*** Supplied records Section Begins ***

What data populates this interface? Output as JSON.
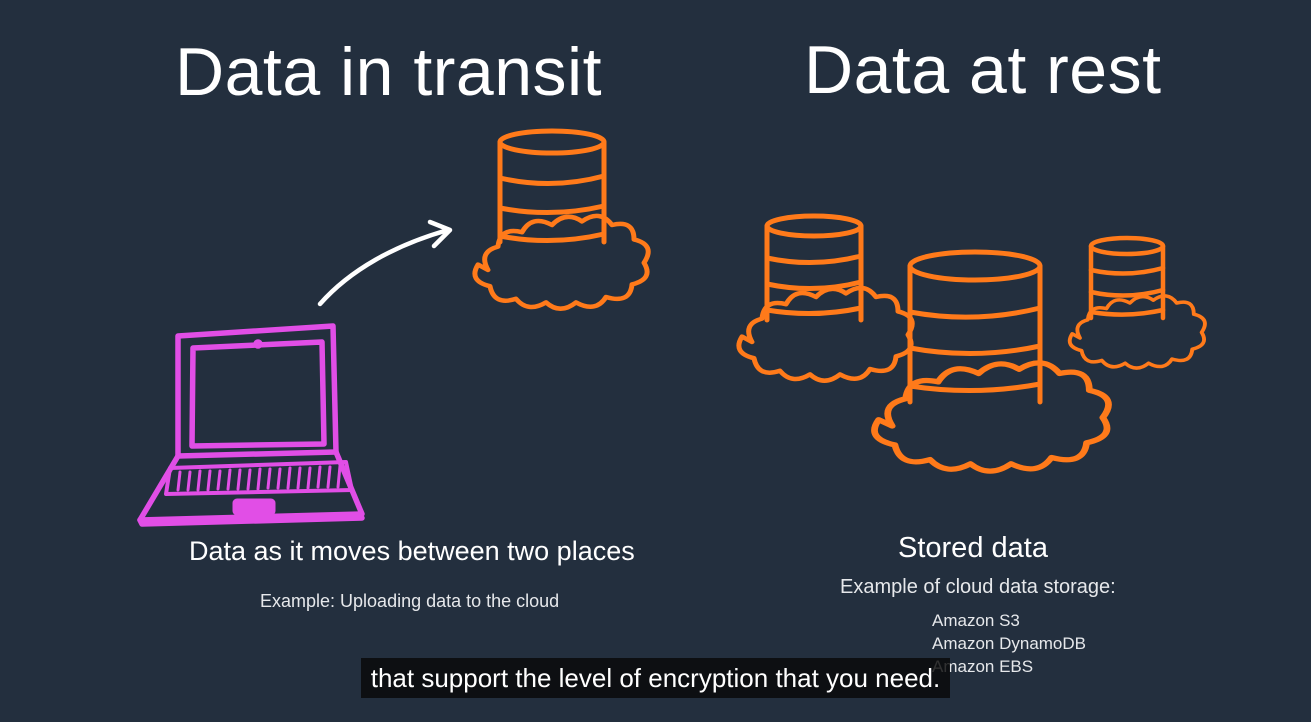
{
  "slide": {
    "left": {
      "title": "Data in transit",
      "description": "Data as it moves between two places",
      "example": "Example: Uploading data to the cloud"
    },
    "right": {
      "title": "Data at rest",
      "description": "Stored data",
      "example": "Example of cloud data storage:",
      "services": [
        "Amazon S3",
        "Amazon DynamoDB",
        "Amazon EBS"
      ]
    }
  },
  "caption": "that support the level of encryption that you need.",
  "colors": {
    "background": "#232f3e",
    "laptop": "#e14ee6",
    "database": "#ff7a1a",
    "text": "#ffffff"
  },
  "icons": [
    "laptop-icon",
    "arrow-icon",
    "cloud-database-icon"
  ]
}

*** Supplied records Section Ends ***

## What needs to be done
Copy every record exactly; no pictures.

## Answer
What data populates this interface? Output as JSON.
{
  "slide": {
    "left": {
      "title": "Data in transit",
      "description": "Data as it moves between two places",
      "example": "Example: Uploading data to the cloud"
    },
    "right": {
      "title": "Data at rest",
      "description": "Stored data",
      "example": "Example of cloud data storage:",
      "services": [
        "Amazon S3",
        "Amazon DynamoDB",
        "Amazon EBS"
      ]
    }
  },
  "caption": "that support the level of encryption that you need.",
  "colors": {
    "background": "#232f3e",
    "laptop": "#e14ee6",
    "database": "#ff7a1a",
    "text": "#ffffff"
  },
  "icons": [
    "laptop-icon",
    "arrow-icon",
    "cloud-database-icon"
  ]
}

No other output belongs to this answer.